The Evolution of Measuring Violence AgainstWomen at Statistics Canada UN Global Forum on Gender Statistics December 10-12, 2007 Presented by Heather Dryburgh On behalf of the Canadian Centre for Justice Statistics, Statistics Canada
Statistics Canada data sources to measure violence against women • Uniform Crime Reporting Survey (police data) • Homicide Survey • Victimization Surveys • Transition Home Survey • Victim Services Survey • Record linkage
Police statistics – Uniform Crime Reporting Survey • Collecting aggregate police statistics since 1962. • In 1988 began collecting micro data from police forces. • Victim and accused characteristics • Incident characteristics • Relationship of victim and accused
Women represent a large majority of all victims of spousal violence reported to the police, 2004 (84%) (16%) Source: Statistics Canada, Canadian Centre for Justice Statistics, Revised Uniform Crime Reporting Survey, 2004
Police statistics - Homicide Survey • Homicide Survey began in 1961. • Began collecting data on family-related homicides in 1974. • 1991 and 1997 revised and expanded • Previous conviction history • History of domestic violence • Victim’s use of force at time of incident

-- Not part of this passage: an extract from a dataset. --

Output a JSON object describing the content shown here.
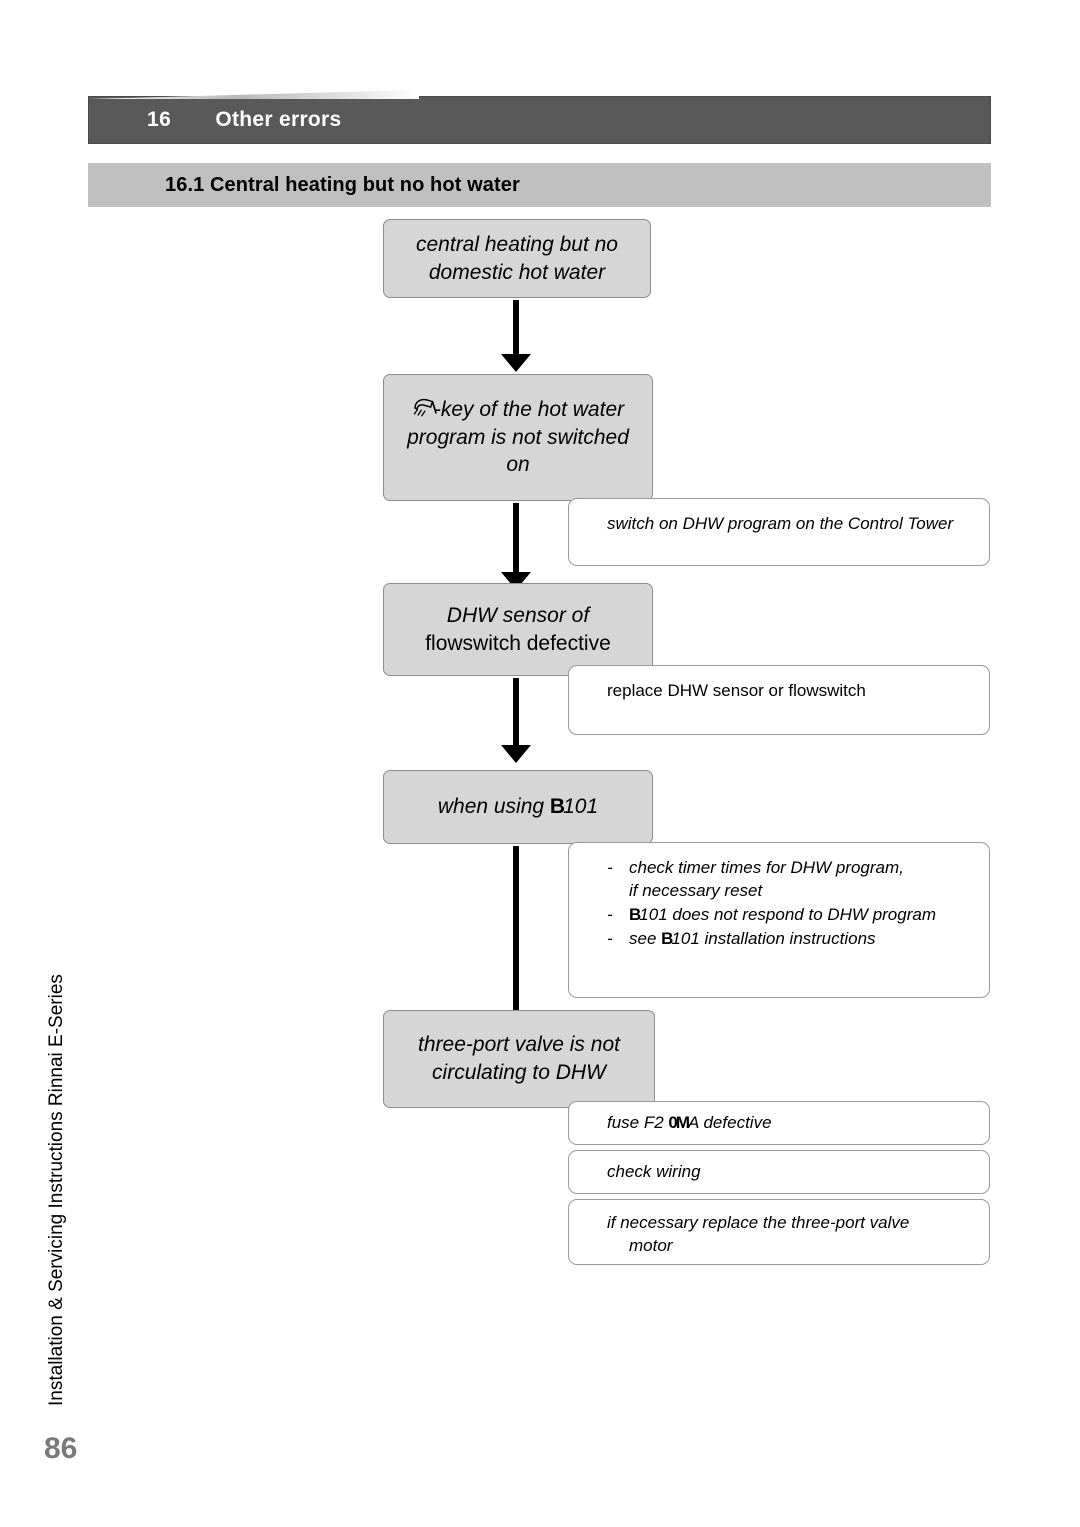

Rates of spousal homicide declined by half, 1974-2004 Source: Statistics Canada, Canadian Centre for Justice Statistics, Homicide Survey.
Risk of spousal homicide highest for young women, 1994 -2003 Rate per million Source: Statistics Canada, Canadian Centre for Justice Statistics, Homicide Survey, 1994-2003.

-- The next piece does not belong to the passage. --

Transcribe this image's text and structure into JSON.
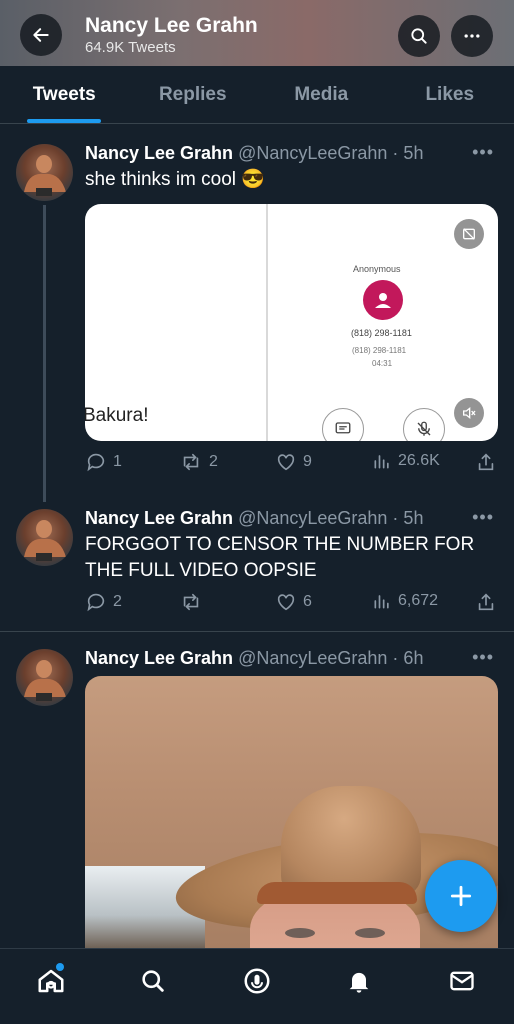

Advantages of police data • Annual statistics • Standard measure over time and among cities and provinces • Criminal Code definitions • Based on physical evidence and witnesses
Disadvantages of police data • Not representative of all crimes • Little information about victims, ie., characteristics, consequences, outcomes • Subject to changes in victim reporting, legislation, police policies, societal attitudes
Statistics Canada’s Victimization Surveys • General Social Survey on Victimization – 1988, 1993, 1999, 2004 • 1993 - Improvements made to better measure sexual assault • 1999 - Special modules to measure spousal violence • 2004 – Added a module to measure criminal harassment or stalking • 1993 - National Survey on Violence Against Women
Objectives of Measuring Violence Against Women • Nature and extent of violence • Dimensions of women’s fear • Consequences and outcomes of violence • Use of police and other services • Theory testing, e.g. violence and pregnancy • Policy development
Rates of violence against women by relationship, since the age of 16 Percent Violence Against Women Survey, 1993
Measuring Spousal Violence • Threatened to hit you in a way that could hurt you. • Threw something at you that could hurt you. • Pushed, grabbed or shoved you in a way that could hurt you. • Slapped you. • Kicked, bit, or hit you his/her fist. • Hit you with something. • Beaten you. • Choked you. • Use a gun/knife. • Sexual Assault.
Rates of wife assault by most serious type of violence Percent Violence Against Women Survey, 1993
Physical injury by type of injury Sought medical attention, hospitalization Stay in bed/Take time off Partner’s alcohol use Anyone else harmed or threatened, including kids Children witnessed violence Fear for life Compensation Police intervention - why reported or not, satisfaction with actions Restraining orders Use of informal and formal supports (reason not used) Victim-offender mediation Emotional impact of violence Abuse report
Spousal violence more prevalent in previous unions % (5 years) Source: General Social Survey, 2004
Women experience more serious types of violence Source: General Social Survey, 2004
Violence against women has more serious outcomes Source: General Social Survey, 2004
Transition Home Survey • Mail survey to all shelters (524) • Bi-annual • Characteristics of shelters and services • One-day snapshot of women and children residents
Victim Services Survey • Mail survey to all victim services (606) • Characteristics of victim services • One-day snapshot of victims provided service
Future efforts • Continue monitoring trends through police reported statistics. • Continue to include measures of spousal violence and criminal harassment on the GSS on Victimization (2009). • Continue to undertake the Transition Home Survey and Victim Services Survey. • Continue data linkage of police and courts files and move towards linking across systems to better understand case processing and outcomes of violence against women cases.